If you read my original In the Slow Cooker post, you know that I was going to make Sunday slow cooker day. Well, in typical Mara fashion, I’m tweaking things already.
You see, we bumped what was supposed to be our Sunday slow cooker meal to Friday night’s dinner, since the dish seemed like a better fit for Shabbat.
And since we had left-overs, we ate it again last night – which means our Sundays are all off kilter! I’m actually thinking I should just officially change slow cooker day to Friday. With Shabbat coming in early now, not having to fuss too much with dinner will definitely make the day go more smoothly.
Anyway… back to the recipe…
I absolutely loved it and definitely give it two thumbs up!
The only negative is that it looks a bit … pukish. You see??
My eight year old even commented, “It’s weird, because it looks like throw up, but it doesn’t taste like throw-up. In fact, it’s really good!” (Leave it to an eight-year old!)
We all agreed that the chicken was delicious, including our guests. I attempted to visually perk up the plate as much as possible by serving white couscous and bright green broccoli.
Despite the appearance issue, I definitely plan to make this again. (But I totally understand that if you’ve got visually sensitive eaters, you might decide to stay clear.)
Here’s the recipe, including my minor alterations and suggestions:
Chicken with Leeks in Walnut Sauce
- 1 T olive oil
- 4 leeks – cleaned and trimmed, mostly white parts with a bit of green (cut in half length-wise to clean, then slice thinly)
- 4 stalks celery – diced
- 2 cloves garlic – minced (I doubled this to 4)
- 1 tsp dried tarragon leaves, crumbled (I didn’t have tarragon, and didn’t want to buy a costly spice just for this recipe, so I substituted sage leaves)
- 1/2 tsp cracked peppercorn (our grinder is broken, so I just used regular pepper)
- 1 T all-purpose flour
- 2 cups chicken stock
- 3 lbs skinless, bone-in chicken thighs – I substituted boneless, skinless chicken breasts and watched my cooking time carefully so it didn’t get dried out.
- 1 cup walnut halves
- 1 cup loosely packed parsley leaves
- 1 garlic clove, minced (I used 3)
- 1 T extra virgin olive oil
- 1 T red wine vinegar
1. Heat olive oil in large skillet and saute leeks, celery and garlic together until softened – about 5 minutes. Add tarragon and pepper and saute for another minute until fragrant. Whisk in flour, then slowly pour in the chicken stock, while continuously stirring, and cook on a low flame for about 5 minutes, until thickened.

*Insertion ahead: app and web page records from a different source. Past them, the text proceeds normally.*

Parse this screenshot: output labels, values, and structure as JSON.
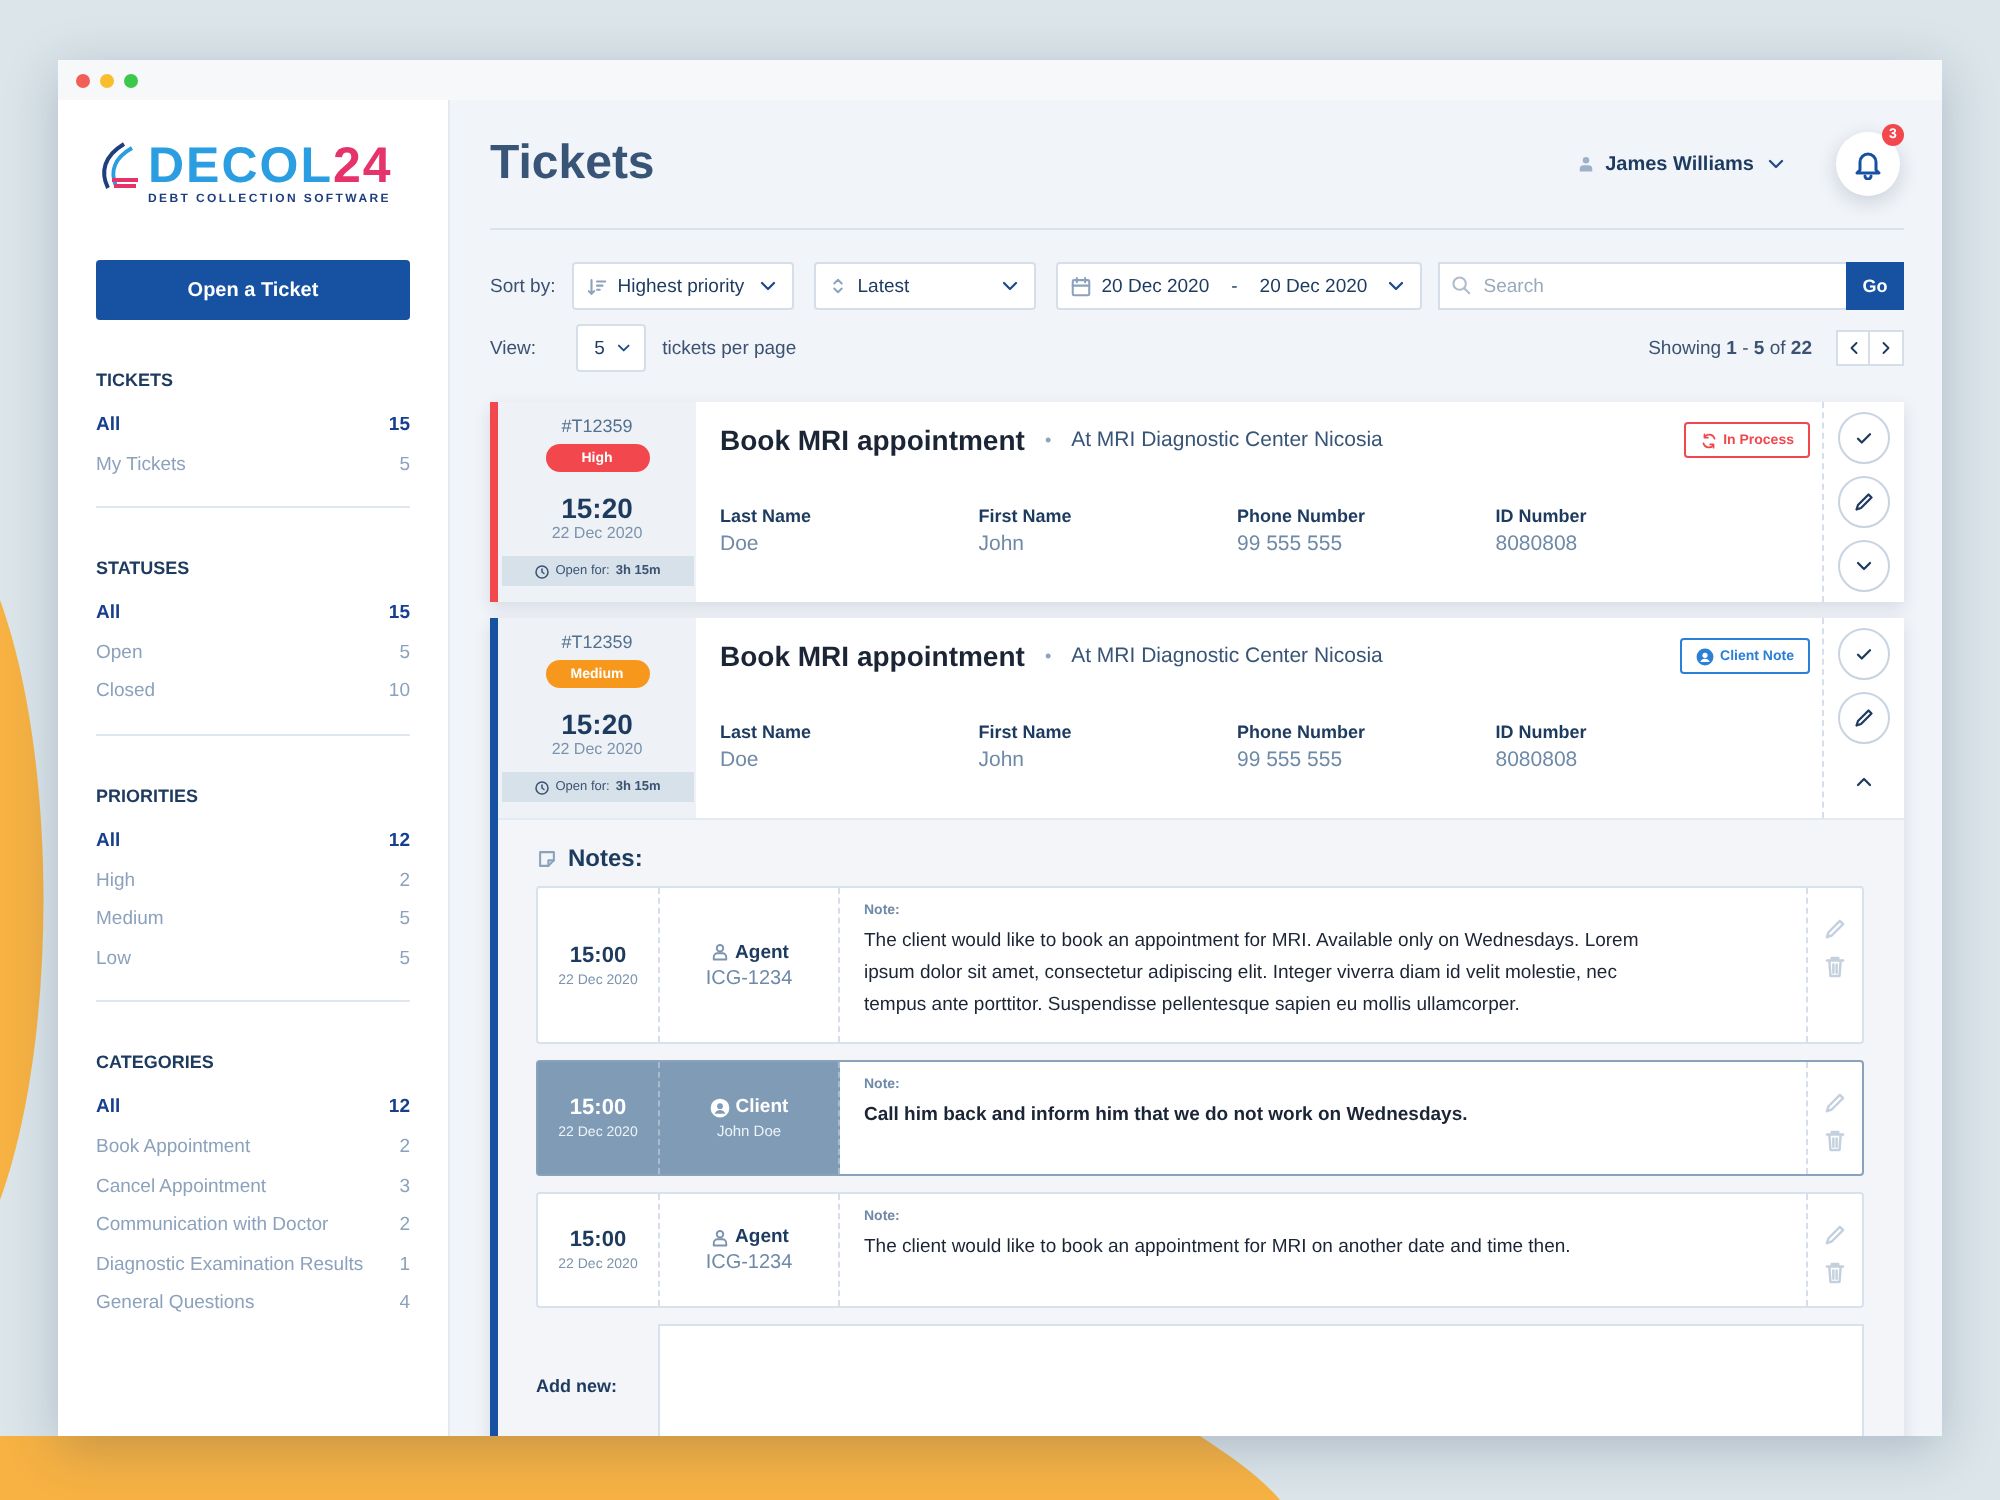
{
  "logo": {
    "name": "DECOL",
    "number": "24",
    "tagline": "DEBT COLLECTION SOFTWARE"
  },
  "sidebar": {
    "open_button": "Open a Ticket",
    "sections": [
      {
        "title": "TICKETS",
        "items": [
          {
            "label": "All",
            "count": "15",
            "selected": true
          },
          {
            "label": "My Tickets",
            "count": "5",
            "selected": false
          }
        ]
      },
      {
        "title": "STATUSES",
        "items": [
          {
            "label": "All",
            "count": "15",
            "selected": true
          },
          {
            "label": "Open",
            "count": "5",
            "selected": false
          },
          {
            "label": "Closed",
            "count": "10",
            "selected": false
          }
        ]
      },
      {
        "title": "PRIORITIES",
        "items": [
          {
            "label": "All",
            "count": "12",
            "selected": true
          },
          {
            "label": "High",
            "count": "2",
            "selected": false
          },
          {
            "label": "Medium",
            "count": "5",
            "selected": false
          },
          {
            "label": "Low",
            "count": "5",
            "selected": false
          }
        ]
      },
      {
        "title": "CATEGORIES",
        "items": [
          {
            "label": "All",
            "count": "12",
            "selected": true
          },
          {
            "label": "Book Appointment",
            "count": "2",
            "selected": false
          },
          {
            "label": "Cancel Appointment",
            "count": "3",
            "selected": false
          },
          {
            "label": "Communication with Doctor",
            "count": "2",
            "selected": false
          },
          {
            "label": "Diagnostic Examination Results",
            "count": "1",
            "selected": false
          },
          {
            "label": "General Questions",
            "count": "4",
            "selected": false
          }
        ]
      }
    ]
  },
  "header": {
    "title": "Tickets",
    "user": "James Williams",
    "notifications": "3"
  },
  "filters": {
    "sort_label": "Sort by:",
    "sort": "Highest priority",
    "order": "Latest",
    "date_from": "20 Dec 2020",
    "date_separator": "-",
    "date_to": "20 Dec 2020",
    "search_placeholder": "Search",
    "search_button": "Go",
    "view_label": "View:",
    "per_page": "5",
    "per_page_suffix": "tickets per page",
    "showing": "Showing **1** - **5** of **22**"
  },
  "tickets": [
    {
      "id": "#T12359",
      "priority": {
        "label": "High",
        "color": "#f2474d"
      },
      "time": "15:20",
      "date": "22 Dec 2020",
      "open_for_label": "Open for:",
      "open_for": "3h 15m",
      "title": "Book MRI appointment",
      "separator": "•",
      "location": "At MRI Diagnostic Center Nicosia",
      "status": {
        "kind": "in_process",
        "label": "In Process"
      },
      "expanded": false,
      "fields": [
        {
          "label": "Last Name",
          "value": "Doe"
        },
        {
          "label": "First Name",
          "value": "John"
        },
        {
          "label": "Phone Number",
          "value": "99 555 555"
        },
        {
          "label": "ID Number",
          "value": "8080808"
        }
      ]
    },
    {
      "id": "#T12359",
      "priority": {
        "label": "Medium",
        "color": "#f7981d"
      },
      "time": "15:20",
      "date": "22 Dec 2020",
      "open_for_label": "Open for:",
      "open_for": "3h 15m",
      "title": "Book MRI appointment",
      "separator": "•",
      "location": "At MRI Diagnostic Center Nicosia",
      "status": {
        "kind": "client_note",
        "label": "Client Note"
      },
      "expanded": true,
      "fields": [
        {
          "label": "Last Name",
          "value": "Doe"
        },
        {
          "label": "First Name",
          "value": "John"
        },
        {
          "label": "Phone Number",
          "value": "99 555 555"
        },
        {
          "label": "ID Number",
          "value": "8080808"
        }
      ],
      "notes": {
        "title": "Notes:",
        "add_label": "Add new:",
        "items": [
          {
            "time": "15:00",
            "date": "22 Dec 2020",
            "kind": "staff",
            "role": "Agent",
            "who": "ICG-1234",
            "label": "Note:",
            "text": "The client would like to book an appointment for MRI. Available only on Wednesdays. Lorem ipsum dolor sit amet, consectetur adipiscing elit. Integer viverra diam id velit molestie, nec tempus ante porttitor. Suspendisse pellentesque sapien eu mollis ullamcorper.",
            "selected": false
          },
          {
            "time": "15:00",
            "date": "22 Dec 2020",
            "kind": "customer",
            "role": "Client",
            "who": "John Doe",
            "label": "Note:",
            "text": "Call him back and inform him that we do not work on Wednesdays.",
            "selected": true
          },
          {
            "time": "15:00",
            "date": "22 Dec 2020",
            "kind": "staff",
            "role": "Agent",
            "who": "ICG-1234",
            "label": "Note:",
            "text": "The client would like to book an appointment for MRI on another date and time then.",
            "selected": false
          }
        ]
      }
    }
  ]
}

2. Layer chicken along the bottom of the slow cooker crock, then cover with leak sauce. Our crock is more tall than long, so I actually did two layers (chicken, then sauce, then more chicken, them more sauce) and this worked just fine.
3. Cook for 3 hours on high or 6 hours on low.
4. When chicken is nearly done, combine walnuts, parsley and garlic in a food processor, until finely ground. Keep the motor running and pour the olive oil and then the vinegar through the feed. Blend thoroughly.
Now here is where I think I will try to deviate from the recipe next time – It called for the walnut sauce (which is really more of a paste) to be added to the crockpot and cooked on high for 15 minutes until the walnuts were totally cooked through. Before I did this, the walnut “sauce” was a gorgeous vibrant green color. Once I added it to the hot chicken, it turned “pukish”.
And since the walnuts were so fine, I really don’t think they need cooking. So, I think I will try adding the sauce right before serving – to keep that vibrant color. I may have to add a bit more olive oil to help keep the color consistency as well.
Lastly, notice that the recipe doesn’t call for salt. You can add it if you really need, but we tend to cook without salt anyway and I definitely didn’t feel like it was missing.
All in all, this is a very easy dish that produces impressive tasting results. I definitely recommend it!
What’s been in your slow cooker lately? Any rave reviews?